And thus begins the story.
According to the Goodreads blurb
Now into Keldale’s pastoral web of old houses and older secrets comes Scotland Yard Inspector Thomas Lynley, the eighth earl of Asherton. Along with the redoubtable Detective Sergeant Barbara Havers, Lynley has been sent to solve a savage murder that has stunned the peaceful countryside. For fat, unlovely Roberta Teys has been found in her best dress, an axe in her lap, seated in the old stone barn beside her father’s headless corpse. Her first and last words were “I did it. And I’m not sorry.”
Yet as Lynley and Havers wind their way through Keldale’s dark labyrinth of secret scandals and appalling crimes, they uncover a shattering series of revelations that will reverberate through this tranquil English valley—and in their own lives as well.
The murder mystery itself, is complex and interesting but with a lot of evidence going to and fro, it is even confusing at some points. But then I suppose real detection is never as easy as Sherlock Holmes would have us believe. The story is interwoven into the interactions between the primary characters and their lives. The author also takes the time to give clear and perfect story-lines to all her secondary characters, so that one feels like one is reading several stories at the same time. I call the protagonists of the murder itself secondary, because that is what they appeared to me. The murder mystery is simply a moving background to the lives of the primary characters.

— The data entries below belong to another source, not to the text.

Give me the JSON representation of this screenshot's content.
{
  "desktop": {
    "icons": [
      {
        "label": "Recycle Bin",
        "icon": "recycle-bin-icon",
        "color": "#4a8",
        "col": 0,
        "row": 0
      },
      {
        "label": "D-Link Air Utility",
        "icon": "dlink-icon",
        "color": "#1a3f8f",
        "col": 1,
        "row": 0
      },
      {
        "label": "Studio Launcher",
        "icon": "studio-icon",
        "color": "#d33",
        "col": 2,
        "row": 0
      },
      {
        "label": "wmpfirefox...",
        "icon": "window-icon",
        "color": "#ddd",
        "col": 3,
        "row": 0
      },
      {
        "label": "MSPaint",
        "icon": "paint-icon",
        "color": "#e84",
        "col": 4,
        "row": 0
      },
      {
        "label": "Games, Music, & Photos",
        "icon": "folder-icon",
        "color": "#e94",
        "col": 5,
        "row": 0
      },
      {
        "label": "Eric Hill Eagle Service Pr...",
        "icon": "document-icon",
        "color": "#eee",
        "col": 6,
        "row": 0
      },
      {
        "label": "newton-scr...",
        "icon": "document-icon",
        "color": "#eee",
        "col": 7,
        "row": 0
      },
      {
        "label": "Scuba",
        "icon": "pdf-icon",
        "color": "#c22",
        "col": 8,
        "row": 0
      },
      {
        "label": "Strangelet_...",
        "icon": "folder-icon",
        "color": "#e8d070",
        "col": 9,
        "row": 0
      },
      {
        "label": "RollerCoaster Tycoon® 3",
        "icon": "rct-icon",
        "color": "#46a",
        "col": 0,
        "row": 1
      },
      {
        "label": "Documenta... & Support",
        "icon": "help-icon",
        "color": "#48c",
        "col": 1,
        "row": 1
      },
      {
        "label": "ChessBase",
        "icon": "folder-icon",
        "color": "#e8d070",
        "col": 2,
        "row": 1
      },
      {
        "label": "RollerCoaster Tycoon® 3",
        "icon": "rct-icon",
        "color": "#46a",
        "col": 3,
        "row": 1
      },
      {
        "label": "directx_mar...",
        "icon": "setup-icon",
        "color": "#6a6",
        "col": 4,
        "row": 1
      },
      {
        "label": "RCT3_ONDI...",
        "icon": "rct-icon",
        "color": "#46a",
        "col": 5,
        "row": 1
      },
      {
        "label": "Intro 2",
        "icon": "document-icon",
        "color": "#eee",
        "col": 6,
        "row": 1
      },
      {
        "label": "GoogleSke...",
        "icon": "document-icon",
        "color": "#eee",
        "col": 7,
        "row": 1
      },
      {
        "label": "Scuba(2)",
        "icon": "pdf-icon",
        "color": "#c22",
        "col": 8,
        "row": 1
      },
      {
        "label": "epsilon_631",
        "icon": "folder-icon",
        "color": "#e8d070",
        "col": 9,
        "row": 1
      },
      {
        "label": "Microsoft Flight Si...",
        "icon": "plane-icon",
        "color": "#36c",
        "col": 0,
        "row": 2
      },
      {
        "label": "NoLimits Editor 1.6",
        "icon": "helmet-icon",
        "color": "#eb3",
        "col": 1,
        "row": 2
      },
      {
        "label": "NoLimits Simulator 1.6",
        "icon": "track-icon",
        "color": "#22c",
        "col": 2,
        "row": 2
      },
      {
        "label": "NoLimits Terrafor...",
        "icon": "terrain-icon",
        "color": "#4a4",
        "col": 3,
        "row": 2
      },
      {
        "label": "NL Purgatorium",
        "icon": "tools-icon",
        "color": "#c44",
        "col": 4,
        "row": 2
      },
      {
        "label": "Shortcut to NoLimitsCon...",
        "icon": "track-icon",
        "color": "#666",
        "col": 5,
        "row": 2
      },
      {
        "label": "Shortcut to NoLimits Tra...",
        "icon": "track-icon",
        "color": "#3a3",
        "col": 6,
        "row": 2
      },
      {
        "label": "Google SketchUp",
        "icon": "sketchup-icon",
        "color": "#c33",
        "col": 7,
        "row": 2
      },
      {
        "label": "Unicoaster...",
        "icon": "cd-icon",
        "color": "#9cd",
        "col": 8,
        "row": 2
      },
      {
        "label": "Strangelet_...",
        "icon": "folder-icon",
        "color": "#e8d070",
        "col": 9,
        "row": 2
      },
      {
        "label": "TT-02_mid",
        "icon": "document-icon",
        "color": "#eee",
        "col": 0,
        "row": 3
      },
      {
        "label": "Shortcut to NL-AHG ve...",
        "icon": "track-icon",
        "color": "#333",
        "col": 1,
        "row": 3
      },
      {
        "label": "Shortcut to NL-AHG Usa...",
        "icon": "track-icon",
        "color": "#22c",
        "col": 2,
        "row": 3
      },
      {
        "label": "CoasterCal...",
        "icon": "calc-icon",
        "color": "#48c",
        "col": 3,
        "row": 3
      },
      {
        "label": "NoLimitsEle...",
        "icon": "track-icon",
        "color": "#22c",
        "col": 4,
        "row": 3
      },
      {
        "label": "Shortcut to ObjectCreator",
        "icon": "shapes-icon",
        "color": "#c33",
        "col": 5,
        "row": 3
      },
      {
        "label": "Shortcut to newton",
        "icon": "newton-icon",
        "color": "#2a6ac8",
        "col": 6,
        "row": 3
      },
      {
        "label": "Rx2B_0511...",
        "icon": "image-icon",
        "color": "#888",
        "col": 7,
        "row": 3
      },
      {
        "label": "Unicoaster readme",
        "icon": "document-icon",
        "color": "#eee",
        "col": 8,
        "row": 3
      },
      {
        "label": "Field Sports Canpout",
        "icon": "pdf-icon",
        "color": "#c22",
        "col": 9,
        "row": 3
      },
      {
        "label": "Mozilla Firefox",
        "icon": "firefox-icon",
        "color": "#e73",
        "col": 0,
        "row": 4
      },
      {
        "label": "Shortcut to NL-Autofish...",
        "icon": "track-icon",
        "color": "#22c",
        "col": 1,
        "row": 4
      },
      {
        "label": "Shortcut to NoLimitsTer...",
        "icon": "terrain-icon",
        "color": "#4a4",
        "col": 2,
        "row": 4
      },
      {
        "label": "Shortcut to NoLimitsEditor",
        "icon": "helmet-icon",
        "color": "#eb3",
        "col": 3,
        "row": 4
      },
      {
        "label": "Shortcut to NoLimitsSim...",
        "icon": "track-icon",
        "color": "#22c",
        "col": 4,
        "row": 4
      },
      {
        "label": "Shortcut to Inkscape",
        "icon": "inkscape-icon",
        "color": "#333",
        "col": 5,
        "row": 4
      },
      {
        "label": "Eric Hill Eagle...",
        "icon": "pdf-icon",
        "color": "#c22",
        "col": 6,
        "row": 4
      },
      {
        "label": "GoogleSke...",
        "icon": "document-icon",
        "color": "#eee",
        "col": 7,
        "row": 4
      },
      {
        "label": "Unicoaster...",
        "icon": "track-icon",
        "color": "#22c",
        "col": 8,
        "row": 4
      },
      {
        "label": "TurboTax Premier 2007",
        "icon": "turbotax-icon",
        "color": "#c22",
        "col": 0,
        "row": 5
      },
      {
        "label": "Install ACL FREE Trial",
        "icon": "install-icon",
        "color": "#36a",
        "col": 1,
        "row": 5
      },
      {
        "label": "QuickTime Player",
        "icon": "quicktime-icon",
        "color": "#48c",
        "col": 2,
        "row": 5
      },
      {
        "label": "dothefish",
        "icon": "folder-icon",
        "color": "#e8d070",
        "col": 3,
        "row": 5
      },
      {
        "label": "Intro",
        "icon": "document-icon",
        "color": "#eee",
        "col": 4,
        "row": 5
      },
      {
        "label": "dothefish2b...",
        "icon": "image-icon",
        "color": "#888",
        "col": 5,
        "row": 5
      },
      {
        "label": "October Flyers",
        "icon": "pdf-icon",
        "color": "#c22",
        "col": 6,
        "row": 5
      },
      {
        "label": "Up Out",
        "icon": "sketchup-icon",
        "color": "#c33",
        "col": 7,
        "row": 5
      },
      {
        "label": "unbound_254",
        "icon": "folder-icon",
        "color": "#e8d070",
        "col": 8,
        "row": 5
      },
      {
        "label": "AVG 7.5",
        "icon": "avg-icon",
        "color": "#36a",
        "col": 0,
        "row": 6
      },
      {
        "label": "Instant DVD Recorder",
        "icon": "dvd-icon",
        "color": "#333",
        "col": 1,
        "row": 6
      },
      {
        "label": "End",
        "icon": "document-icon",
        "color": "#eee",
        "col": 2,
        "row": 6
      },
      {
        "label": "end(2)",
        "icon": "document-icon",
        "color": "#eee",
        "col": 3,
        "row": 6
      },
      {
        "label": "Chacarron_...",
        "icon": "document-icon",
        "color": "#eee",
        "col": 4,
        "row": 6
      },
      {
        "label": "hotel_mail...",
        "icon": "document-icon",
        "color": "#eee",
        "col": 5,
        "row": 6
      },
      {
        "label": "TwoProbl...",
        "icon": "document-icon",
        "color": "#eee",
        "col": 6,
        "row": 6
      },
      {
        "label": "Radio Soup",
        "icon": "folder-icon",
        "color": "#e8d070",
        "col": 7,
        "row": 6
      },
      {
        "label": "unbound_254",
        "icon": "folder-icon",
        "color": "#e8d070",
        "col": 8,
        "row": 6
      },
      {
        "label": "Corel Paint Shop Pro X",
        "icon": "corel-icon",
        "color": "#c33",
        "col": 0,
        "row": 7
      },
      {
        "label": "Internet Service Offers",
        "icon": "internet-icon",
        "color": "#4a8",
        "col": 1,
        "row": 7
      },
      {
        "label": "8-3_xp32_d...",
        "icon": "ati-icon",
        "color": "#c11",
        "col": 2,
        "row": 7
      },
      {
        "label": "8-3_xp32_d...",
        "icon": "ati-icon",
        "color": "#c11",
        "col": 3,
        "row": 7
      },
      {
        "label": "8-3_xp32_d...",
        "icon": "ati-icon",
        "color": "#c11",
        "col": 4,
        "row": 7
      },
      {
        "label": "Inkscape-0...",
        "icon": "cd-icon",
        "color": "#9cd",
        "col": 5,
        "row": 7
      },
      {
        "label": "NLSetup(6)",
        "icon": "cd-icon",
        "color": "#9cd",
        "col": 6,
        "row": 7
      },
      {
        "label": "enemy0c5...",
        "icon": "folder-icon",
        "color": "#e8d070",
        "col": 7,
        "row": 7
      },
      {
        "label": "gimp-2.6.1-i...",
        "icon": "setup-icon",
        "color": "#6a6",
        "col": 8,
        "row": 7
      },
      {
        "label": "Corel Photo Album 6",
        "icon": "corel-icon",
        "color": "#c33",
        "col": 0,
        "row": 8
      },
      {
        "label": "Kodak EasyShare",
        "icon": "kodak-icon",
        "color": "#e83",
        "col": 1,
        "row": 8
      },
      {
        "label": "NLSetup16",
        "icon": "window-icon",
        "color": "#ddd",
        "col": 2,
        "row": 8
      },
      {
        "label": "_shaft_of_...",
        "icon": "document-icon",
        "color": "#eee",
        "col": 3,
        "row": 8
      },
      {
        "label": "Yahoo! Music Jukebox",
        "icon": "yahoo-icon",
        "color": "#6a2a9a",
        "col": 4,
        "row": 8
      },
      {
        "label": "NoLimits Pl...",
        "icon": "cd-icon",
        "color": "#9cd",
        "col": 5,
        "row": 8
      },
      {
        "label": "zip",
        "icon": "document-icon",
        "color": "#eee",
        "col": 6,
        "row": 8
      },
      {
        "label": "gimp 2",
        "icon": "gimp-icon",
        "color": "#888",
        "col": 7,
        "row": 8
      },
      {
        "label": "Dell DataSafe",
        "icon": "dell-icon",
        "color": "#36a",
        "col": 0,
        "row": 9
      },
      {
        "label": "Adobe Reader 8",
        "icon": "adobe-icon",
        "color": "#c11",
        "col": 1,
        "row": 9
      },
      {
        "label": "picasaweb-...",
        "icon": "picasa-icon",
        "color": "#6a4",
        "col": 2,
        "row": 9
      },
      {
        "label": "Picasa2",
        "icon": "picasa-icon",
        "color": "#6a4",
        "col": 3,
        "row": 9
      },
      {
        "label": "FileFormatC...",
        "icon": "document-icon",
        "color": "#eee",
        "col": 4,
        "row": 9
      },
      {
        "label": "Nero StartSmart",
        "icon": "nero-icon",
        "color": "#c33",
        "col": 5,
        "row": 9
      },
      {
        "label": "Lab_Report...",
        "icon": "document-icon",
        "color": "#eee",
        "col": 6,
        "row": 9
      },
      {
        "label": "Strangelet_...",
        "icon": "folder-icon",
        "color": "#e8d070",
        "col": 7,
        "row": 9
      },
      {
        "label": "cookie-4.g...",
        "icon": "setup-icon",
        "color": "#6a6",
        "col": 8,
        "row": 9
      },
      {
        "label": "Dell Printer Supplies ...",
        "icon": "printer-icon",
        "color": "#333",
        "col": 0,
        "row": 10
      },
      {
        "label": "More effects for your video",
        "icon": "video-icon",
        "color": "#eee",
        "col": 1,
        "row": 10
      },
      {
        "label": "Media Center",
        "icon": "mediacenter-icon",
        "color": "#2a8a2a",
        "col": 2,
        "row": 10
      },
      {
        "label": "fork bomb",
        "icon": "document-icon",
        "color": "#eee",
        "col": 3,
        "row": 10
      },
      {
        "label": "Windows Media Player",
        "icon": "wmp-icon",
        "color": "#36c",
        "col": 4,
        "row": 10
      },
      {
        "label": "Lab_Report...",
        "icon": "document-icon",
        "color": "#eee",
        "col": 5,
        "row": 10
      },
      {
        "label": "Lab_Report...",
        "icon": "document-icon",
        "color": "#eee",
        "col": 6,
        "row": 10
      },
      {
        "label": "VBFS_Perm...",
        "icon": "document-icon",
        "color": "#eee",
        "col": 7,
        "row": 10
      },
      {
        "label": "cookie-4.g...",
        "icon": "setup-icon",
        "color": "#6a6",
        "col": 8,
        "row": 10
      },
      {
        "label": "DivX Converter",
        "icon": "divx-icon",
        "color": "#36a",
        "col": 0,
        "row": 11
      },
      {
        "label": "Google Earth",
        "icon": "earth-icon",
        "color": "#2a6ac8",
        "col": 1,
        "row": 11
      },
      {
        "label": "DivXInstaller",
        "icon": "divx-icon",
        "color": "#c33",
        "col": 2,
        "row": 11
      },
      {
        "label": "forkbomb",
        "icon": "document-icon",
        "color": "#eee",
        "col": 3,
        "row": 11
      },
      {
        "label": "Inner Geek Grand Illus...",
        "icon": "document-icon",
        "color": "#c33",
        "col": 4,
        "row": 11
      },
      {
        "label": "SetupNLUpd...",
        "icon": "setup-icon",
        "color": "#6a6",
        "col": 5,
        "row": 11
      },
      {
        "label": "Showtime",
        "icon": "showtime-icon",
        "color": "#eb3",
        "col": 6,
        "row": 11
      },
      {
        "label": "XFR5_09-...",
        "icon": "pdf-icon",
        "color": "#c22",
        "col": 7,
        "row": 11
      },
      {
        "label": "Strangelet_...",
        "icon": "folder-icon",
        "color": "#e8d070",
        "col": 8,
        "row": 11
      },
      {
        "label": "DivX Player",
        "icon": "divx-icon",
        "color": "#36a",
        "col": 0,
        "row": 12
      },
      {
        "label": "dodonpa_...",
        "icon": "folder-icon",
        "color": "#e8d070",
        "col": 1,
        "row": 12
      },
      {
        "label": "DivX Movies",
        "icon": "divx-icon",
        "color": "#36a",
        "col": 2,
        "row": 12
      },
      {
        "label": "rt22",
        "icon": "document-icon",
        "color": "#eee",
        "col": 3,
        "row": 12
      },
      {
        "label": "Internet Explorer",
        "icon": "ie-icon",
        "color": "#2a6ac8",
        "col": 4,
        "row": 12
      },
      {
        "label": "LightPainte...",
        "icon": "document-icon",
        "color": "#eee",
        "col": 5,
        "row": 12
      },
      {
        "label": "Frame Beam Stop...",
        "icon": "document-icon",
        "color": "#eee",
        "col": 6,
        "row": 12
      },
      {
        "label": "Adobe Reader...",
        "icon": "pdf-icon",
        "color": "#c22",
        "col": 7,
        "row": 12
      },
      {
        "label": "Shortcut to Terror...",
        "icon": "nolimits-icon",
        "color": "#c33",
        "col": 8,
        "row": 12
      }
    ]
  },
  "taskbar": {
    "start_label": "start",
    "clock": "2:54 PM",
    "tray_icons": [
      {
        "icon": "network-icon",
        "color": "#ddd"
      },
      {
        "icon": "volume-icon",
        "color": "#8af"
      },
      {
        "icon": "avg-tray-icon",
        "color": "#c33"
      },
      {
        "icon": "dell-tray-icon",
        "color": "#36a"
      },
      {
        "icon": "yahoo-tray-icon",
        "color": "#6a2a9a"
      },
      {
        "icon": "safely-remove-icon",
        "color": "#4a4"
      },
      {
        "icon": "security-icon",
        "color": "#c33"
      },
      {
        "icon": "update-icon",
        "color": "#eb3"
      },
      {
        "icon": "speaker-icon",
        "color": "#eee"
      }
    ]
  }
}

Somewhere during the grim meanderings of detection of this book, one can feel the direction in which the story is progressing, but still at no point did I want to keep the book down unfinished.